For the research that has been done on bluntnose sixgill sharks, we have barely touched the surface when it comes to understanding their lives and the ecological roles they play. What we do know gives us even more incentive to protect and study these amazing creatures. If Puget Sound is in fact a nursery for pups and young adult sharks, then it is a valuable resource for maintaining the genetic diversity of this species. Many shark species suffer from low genetic diversity caused by human actions and the fact that they reproduce slowly. Puget Sound sixgills, even with the relatively high number of related individuals, still shows moderate genetic diversity. Preserving safe and productive areas like Puget Sound is crucial to the survival of shark species worldwide. Sharks are excellent indicators of environmental health and where they do well, other species will undoubtedly thrive as well. Helping sharks like Puget Sound sixgills helps improve our planet’s oceans little by little, and in turn, our lives.
1. Martin, R. Aidan. “Swimming with Jurassic Sharks.” ReefQuest Centre for Shark Research (2003). http://www.elasmo-research.org/education/topics/d_jurassic_shark.htm
2. Larson, Shawn, et al. “Relatedness and polyandry of sixgill sharks, Hexanchus griseus, in an urban estuary.” Conservation Genetics 12.3 (2011): 679-690.

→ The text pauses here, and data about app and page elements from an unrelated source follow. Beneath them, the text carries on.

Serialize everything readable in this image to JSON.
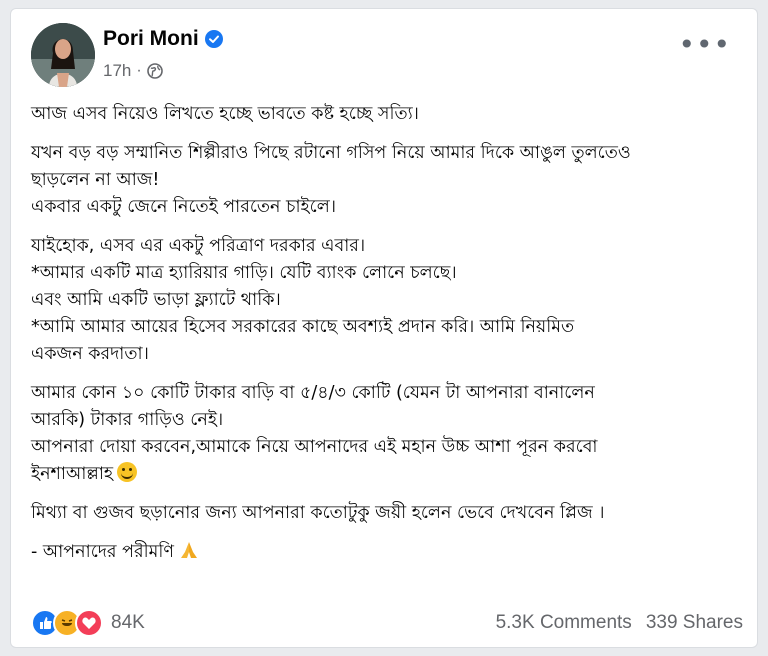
{
  "post": {
    "author": "Pori Moni",
    "timestamp": "17h",
    "paragraphs": [
      [
        "আজ এসব নিয়েও লিখতে হচ্ছে ভাবতে কষ্ট হচ্ছে সত্যি।"
      ],
      [
        "যখন বড় বড় সম্মানিত শিল্পীরাও পিছে রটানো গসিপ নিয়ে আমার দিকে আঙুল তুলতেও",
        "ছাড়লেন না আজ!",
        "একবার একটু জেনে নিতেই পারতেন চাইলে।"
      ],
      [
        "যাইহোক, এসব এর একটু পরিত্রাণ দরকার এবার।",
        "*আমার একটি মাত্র হ্যারিয়ার গাড়ি। যেটি ব্যাংক লোনে চলছে।",
        "এবং আমি একটি ভাড়া ফ্ল্যাটে থাকি।",
        "*আমি আমার আয়ের হিসেব সরকারের কাছে অবশ্যই প্রদান করি। আমি নিয়মিত",
        "একজন করদাতা।"
      ],
      [
        "আমার কোন ১০ কোটি টাকার বাড়ি বা ৫/৪/৩ কোটি (যেমন টা আপনারা বানালেন",
        "আরকি) টাকার গাড়িও নেই।",
        "আপনারা দোয়া করবেন,আমাকে নিয়ে আপনাদের এই মহান উচ্চ আশা পূরন করবো",
        "ইনশাআল্লাহ"
      ],
      [
        "মিথ্যা বা গুজব ছড়ানোর জন্য আপনারা কতোটুকু জয়ী হলেন ভেবে দেখবেন প্লিজ ।"
      ],
      [
        "- আপনাদের পরীমণি"
      ]
    ]
  },
  "stats": {
    "reactions_count": "84K",
    "comments": "5.3K Comments",
    "shares": "339 Shares"
  },
  "icons": [
    "verified-badge-icon",
    "globe-icon",
    "more-options-icon",
    "smile-emoji-icon",
    "pray-emoji-icon",
    "like-reaction-icon",
    "haha-reaction-icon",
    "love-reaction-icon"
  ],
  "colors": {
    "verified": "#1877f2",
    "like": "#1877f2",
    "haha": "#f7b125",
    "love": "#f33e58",
    "secondary_text": "#65676b"
  }
}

3. Ebert, David A. “Biological aspects of the sixgill shark, Hexanchus griseus.” Copeia (1986): 131-135.
4. Andrews, Kelly S., et al. “Diel activity patterns of sixgill sharks, Hexanchus griseus: the ups and downs of an apex predator.” Animal Behaviour 78.2 (2009): 525-536.
5. Andrews, K. S., et al. “Acoustic monitoring of sixgill shark movements in Puget Sound: evidence for localized movement.” Canadian Journal of Zoology 85.11 (2007): 1136-1143.
6. Rupp, J. “A natural history of the sixgill shark, Hexanchus griseus.” Proc Puget Sound Res (2001).
7. Bauml, J. “Hexanchus griseus.” Animal Diversity Web (2004). Web. 11 Feb. 2016 http://animaldiversity.org/accounts/Hexanchus_griseus/